Below are the records; count how many of their lines hold the string "société" and give the number alone.

(Beginning of Available data)

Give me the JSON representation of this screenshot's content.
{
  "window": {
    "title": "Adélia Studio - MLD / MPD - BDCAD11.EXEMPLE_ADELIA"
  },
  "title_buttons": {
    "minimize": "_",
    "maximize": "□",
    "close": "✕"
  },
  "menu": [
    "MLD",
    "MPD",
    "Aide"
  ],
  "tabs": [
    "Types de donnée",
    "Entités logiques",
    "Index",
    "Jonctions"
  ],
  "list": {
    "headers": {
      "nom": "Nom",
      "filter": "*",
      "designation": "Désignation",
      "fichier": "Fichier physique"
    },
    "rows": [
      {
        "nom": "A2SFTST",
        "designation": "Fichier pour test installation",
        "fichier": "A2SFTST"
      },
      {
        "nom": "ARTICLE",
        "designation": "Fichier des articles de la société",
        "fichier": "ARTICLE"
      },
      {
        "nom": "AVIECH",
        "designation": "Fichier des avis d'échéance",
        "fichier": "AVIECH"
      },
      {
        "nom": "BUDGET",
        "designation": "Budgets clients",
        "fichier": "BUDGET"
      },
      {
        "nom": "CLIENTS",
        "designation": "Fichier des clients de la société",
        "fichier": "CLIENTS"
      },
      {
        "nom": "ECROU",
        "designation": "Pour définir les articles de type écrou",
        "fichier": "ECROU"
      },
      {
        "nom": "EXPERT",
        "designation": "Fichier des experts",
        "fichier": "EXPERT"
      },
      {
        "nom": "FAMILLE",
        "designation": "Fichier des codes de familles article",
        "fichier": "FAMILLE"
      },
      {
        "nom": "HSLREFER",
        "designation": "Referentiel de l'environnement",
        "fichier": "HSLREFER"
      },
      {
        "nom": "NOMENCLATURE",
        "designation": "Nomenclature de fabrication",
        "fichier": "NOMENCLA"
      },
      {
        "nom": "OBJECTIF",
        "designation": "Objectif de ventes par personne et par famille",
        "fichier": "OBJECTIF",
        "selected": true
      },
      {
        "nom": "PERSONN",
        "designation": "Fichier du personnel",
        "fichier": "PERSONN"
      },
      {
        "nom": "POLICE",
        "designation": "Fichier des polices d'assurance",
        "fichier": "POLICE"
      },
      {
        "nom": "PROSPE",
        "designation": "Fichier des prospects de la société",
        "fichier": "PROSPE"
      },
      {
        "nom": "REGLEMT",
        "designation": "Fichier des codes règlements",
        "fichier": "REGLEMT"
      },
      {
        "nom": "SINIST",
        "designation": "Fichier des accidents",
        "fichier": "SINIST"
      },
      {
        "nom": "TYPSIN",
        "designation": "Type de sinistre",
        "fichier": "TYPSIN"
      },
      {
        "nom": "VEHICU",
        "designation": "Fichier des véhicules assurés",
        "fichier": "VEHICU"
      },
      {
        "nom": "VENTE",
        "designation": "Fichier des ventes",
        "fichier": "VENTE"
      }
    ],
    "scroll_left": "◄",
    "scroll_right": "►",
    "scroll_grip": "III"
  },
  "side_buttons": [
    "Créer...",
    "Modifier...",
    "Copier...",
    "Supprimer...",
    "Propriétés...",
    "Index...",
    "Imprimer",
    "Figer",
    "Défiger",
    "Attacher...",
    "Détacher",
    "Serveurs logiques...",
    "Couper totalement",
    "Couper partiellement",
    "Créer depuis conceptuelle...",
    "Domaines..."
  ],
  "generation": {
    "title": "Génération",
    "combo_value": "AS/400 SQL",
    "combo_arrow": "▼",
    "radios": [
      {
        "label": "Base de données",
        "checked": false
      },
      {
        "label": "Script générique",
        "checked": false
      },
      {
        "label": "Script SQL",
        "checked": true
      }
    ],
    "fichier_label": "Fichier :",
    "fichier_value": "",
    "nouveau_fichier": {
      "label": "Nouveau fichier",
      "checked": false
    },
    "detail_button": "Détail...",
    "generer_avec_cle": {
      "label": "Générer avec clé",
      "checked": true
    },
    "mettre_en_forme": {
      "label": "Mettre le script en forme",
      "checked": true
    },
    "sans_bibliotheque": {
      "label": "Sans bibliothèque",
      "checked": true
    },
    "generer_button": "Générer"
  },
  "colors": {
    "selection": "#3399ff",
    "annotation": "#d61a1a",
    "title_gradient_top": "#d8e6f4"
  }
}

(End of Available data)

- _Solution to the problem_
3